Just a few months ago, we've stated that innovation per se is never about efficiency. This was an error by definition. Efosa's typology of innovation is not only broader than the disruption theory of his teacher, Clayton Christensen. It also includes efficiency as another type of innovation. Efficiency innovation is defensive by nature. It paves, at least in theory, the way for market-creating innovation, that is then superseded by sustaining innovation.

So, we need different types of innovation for every stage of the product cycle. Products in the third stage of innovation may be ripe for disruptive (i.e. market-creating) innovation, for example when a new technology comes along. But they might also linger on as commodities, simply fading into the background. They resemble the cash cows in the classical BCG Matrix. This strategic planning technique divides product portfolios in four groups, with stars, question marks and dogs as the other three.
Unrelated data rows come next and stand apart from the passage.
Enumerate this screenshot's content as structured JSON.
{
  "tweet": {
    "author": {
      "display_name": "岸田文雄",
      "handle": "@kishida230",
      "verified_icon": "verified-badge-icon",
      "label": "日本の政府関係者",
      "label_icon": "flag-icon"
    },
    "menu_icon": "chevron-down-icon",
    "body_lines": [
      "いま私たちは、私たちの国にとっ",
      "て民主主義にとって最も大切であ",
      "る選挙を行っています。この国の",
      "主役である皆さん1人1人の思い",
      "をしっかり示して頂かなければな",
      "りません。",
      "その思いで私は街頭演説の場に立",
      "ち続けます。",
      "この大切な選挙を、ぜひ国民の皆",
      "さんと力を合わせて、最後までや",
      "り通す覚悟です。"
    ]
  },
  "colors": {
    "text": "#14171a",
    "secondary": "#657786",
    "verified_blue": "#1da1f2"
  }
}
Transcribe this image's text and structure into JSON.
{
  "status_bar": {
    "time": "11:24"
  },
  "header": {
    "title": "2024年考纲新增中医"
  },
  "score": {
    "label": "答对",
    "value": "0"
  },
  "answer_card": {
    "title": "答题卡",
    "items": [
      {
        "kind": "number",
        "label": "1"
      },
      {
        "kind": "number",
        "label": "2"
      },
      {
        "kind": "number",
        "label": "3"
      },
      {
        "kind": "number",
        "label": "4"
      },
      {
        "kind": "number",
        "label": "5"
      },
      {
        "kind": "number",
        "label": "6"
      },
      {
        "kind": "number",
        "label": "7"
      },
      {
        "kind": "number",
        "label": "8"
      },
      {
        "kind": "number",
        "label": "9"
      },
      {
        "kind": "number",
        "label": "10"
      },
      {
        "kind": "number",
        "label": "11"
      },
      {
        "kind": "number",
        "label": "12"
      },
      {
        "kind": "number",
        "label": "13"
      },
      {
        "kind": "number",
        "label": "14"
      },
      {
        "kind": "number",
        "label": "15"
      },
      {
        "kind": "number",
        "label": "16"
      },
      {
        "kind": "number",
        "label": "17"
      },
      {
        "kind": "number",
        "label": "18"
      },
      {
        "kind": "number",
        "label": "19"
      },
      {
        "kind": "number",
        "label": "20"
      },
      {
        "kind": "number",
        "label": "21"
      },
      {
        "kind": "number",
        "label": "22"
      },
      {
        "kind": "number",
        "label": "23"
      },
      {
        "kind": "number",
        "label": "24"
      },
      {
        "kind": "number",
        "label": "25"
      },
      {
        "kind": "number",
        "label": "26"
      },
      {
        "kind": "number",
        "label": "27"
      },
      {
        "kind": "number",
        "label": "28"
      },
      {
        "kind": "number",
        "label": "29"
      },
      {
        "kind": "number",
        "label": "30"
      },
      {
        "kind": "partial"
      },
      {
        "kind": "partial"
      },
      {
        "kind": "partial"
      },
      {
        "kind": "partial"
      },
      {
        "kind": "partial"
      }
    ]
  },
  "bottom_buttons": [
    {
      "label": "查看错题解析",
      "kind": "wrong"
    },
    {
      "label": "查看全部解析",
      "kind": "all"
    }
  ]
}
The iPhone on a sustaining innovation trajectory

To reconcile Efosa's theory of innovation with the BCG Matrix and its two axes, market growth and market share, we could roughly map market-creating innovation to question marks and sustaining innovation to stars. But neither market growth nor market share make a lot of sense when it comes to creating new markets. Too much depends on the definition of the market.

Think of the iPhone back in 2007. The market at the time was the mobile phone market, Apple's market share was tiny, and the market grew at little more than 10% per year. The iPhone clearly was a question mark. But what it did over the next couple of years was redefining the product category and then capturing the great majority not of market share, but of profits. It created a new market and disrupted the old mobile phone market at the same time.

More than a decade later, the iPhone is on a sustaining innovation trajectory. It's no longer a growth story, but it's not going to get cheaper anytime soon. Apple, and other premium brands as well, withstand the forces of commoditisation. They keep the customer experience and thus differentiation as well as product price constantly high. Apple routinely sells older versions of its products at lower prices. But cheaper versions, like the ill-fated iPhone 5C, often failed.

The lesson for the rest of us

To sum things up: The Clayton Christensen school of innovation theory, if we put Efosa and his teacher in the same basket, still doesn't come to grips with Apple's premium strategy. You can of course treat Apple as an exception that proves the rule. But that leaves us with the desideratum of a proper innovation theory that includes Apple, one of the greatest innovators of our times.

For the rest of us who are not Apple, Efosa has an important lesson: know where you are in the product lifecycle. And use efficiency innovation to free up the resources you need to invest in market-creating innovation. Especially the last leg is oftentimes the missing link, when companies employ efficiency innovation and free up resources, only not to invest.

Failing to invest in market-creating innovation is what leads to the demise of great companies.